8. TEC art. 153(1).

9. TEC art. 153(3)(a) and 95(3).

10. TEC art. 153(3)(b ).


12. TEC art. 153(5).

13. TEC art. 94.

14. TEC art. 95.

15. Regulation no. 1346/2000 on Insolvency Procedures of May 29, 2000, 2000 O.J. (L 160) 1.

16. Regulation no. 1347/2000 on the Jurisdiction and the Recognition and Enforcement of Decisions in Matrimonial Matters and in Proceedings Relating to Parental Responsibility for Common Children of the Spouses of May 29, 2000, 2000 O.J. (L 160) 19.

17. Regulation no. 44/2001 of December 22, 2000, 2001 O.J. (L 12) 1.

18. See Basedow, The Communitarization of the Conflict of Laws Under the Treaty of Amsterdam, 37 COMMON MKT. L. REV. 687 (2000); Drobnig, European Private International Law After the Treaty of Amsterdam, Perspectives for the Next Decade, 2000 KING'S COLLEGE L.J. (2000).

19. Kötz, Rechtsvergleichung und Ggemeineuropäisches Privatrecht, in GEMEINSAMES PRIVATRECHT IN DER EUROPÄISCHEN GEMEINSCHAFT 149, 151 (Müller-Graff ed., 2d ed. 1999).
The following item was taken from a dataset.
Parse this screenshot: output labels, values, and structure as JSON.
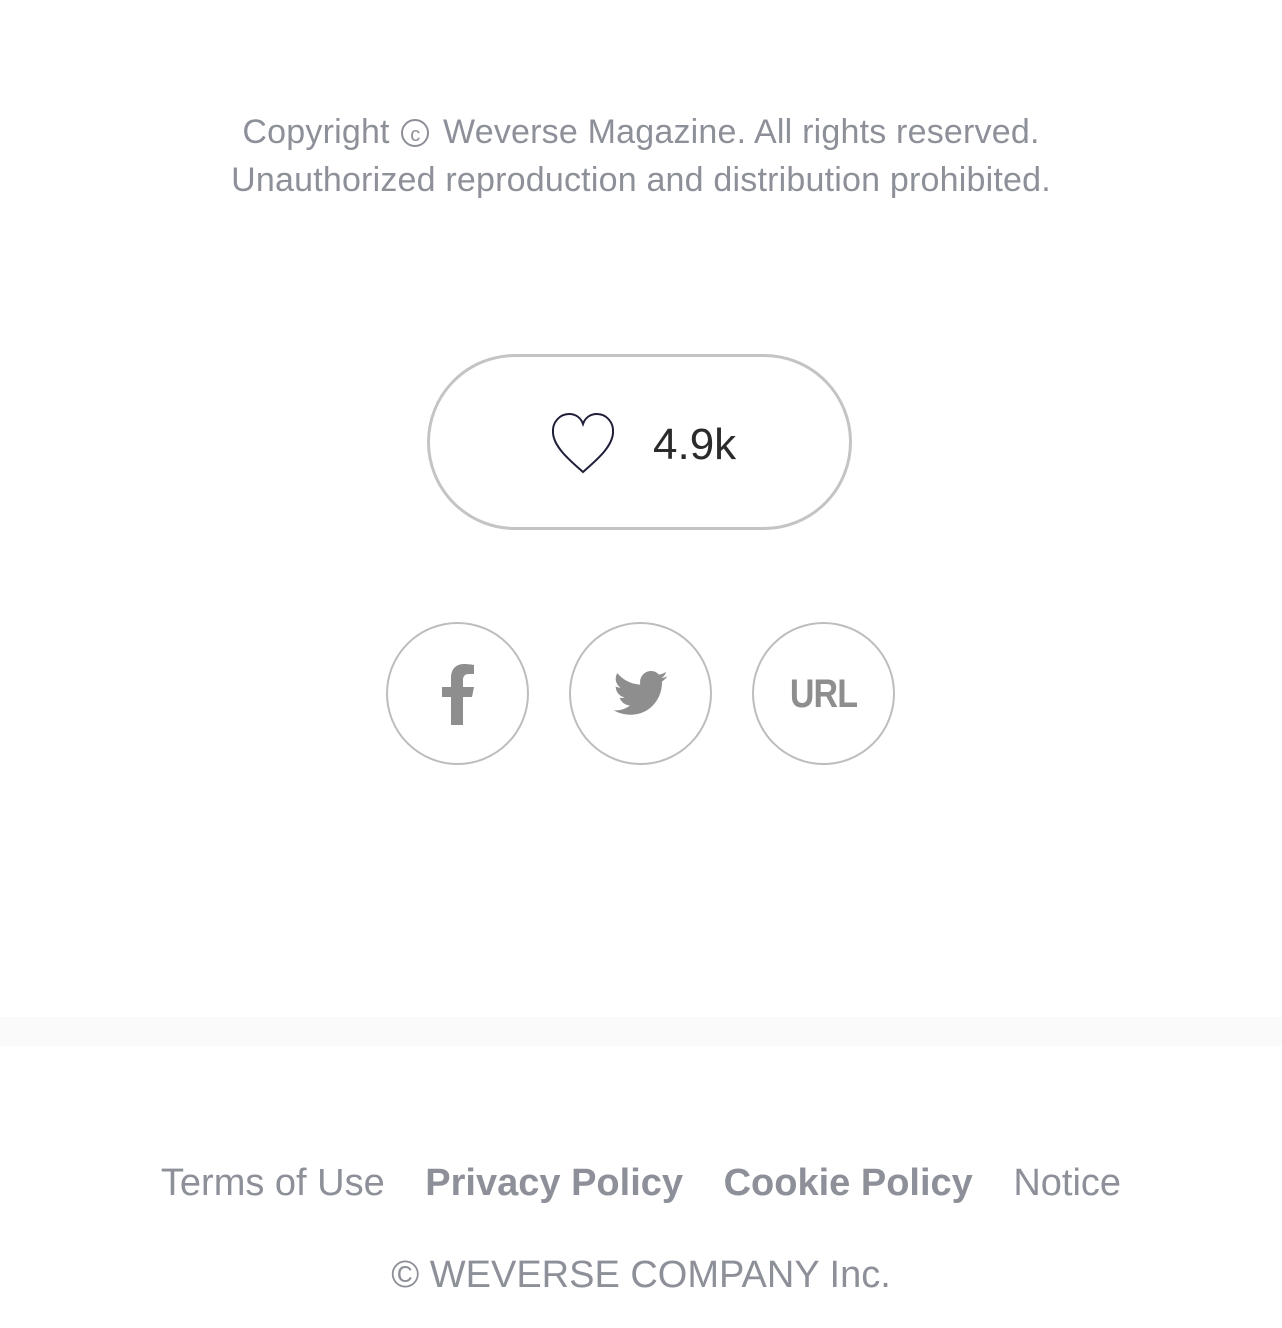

20. Kirchner, A European Civil Code: Potential, Conceptual and Methodological Implications, 31 U.C. DAVIS L. REV. 671, 672, 677 (1998).

21. Thus, a consumer's right of withdrawal from a contract expires according to the various directives, either seven days, seven working days, or ten days after the making of the contract. See Ulrich Drobnig, Neue Rechtliche Konzepte für den Europaischen Verbraucherschutz, in NEUES EUROPÄISCHES VERTRAGSRECHT UNO VERBRAUCHERSCHUTZ 201, 202 (W. Heusel ed. 1999).

22. TEC art. 249(2).

23. Convention on the Law Applicable to Contractual Obligations supra note 2, at 14-16.

24. TEC art. 249(3).

25. Directive no. 1999/44 on Certain Aspects of the Sale of Consumer Goods and Associated Guarantees of May 25, 1999, 1999 O.J. (L 171) 12.

26. See Alps, The European Civil Code: E Pluribus Unum, 14 TUL. EUR. & CIV. L.F. 1 (1999); Reimann, Towards a European Civil Code: Why Continental Jurists Should Consult Their Transatlantic Colleagues, 73 TUL. L. REV. 1337 (1999). See also Kirchner, supra note 20 for an interesting methodological analysis of the problems raised by, and possible approaches to, the drafting of a code.

27. TOWARDS A EUROPEAN CIVIL CODE (Hartkamp et al. eds., 2d ed. 1998).

28. See, e.g., Legrand, Against a European Civil Code, 60 MOD. L. REV. 44 (1997); Legrand, Codification and the Politics of Exclusion: A Challenge for Comparativists, 31 U.C. DAVIS L. REV. 799, 803-805 (1998).

29. Principles of European Contract Law (O. Lando & H. Beale eds., 2000); Lando, European Contract Law, 31 AM. J. COMP. L. 653 (1983).

Pace Law School Institute of International Commercial Law - Last updated June 19, 2006
Go to Database Directory || Go to Bibliography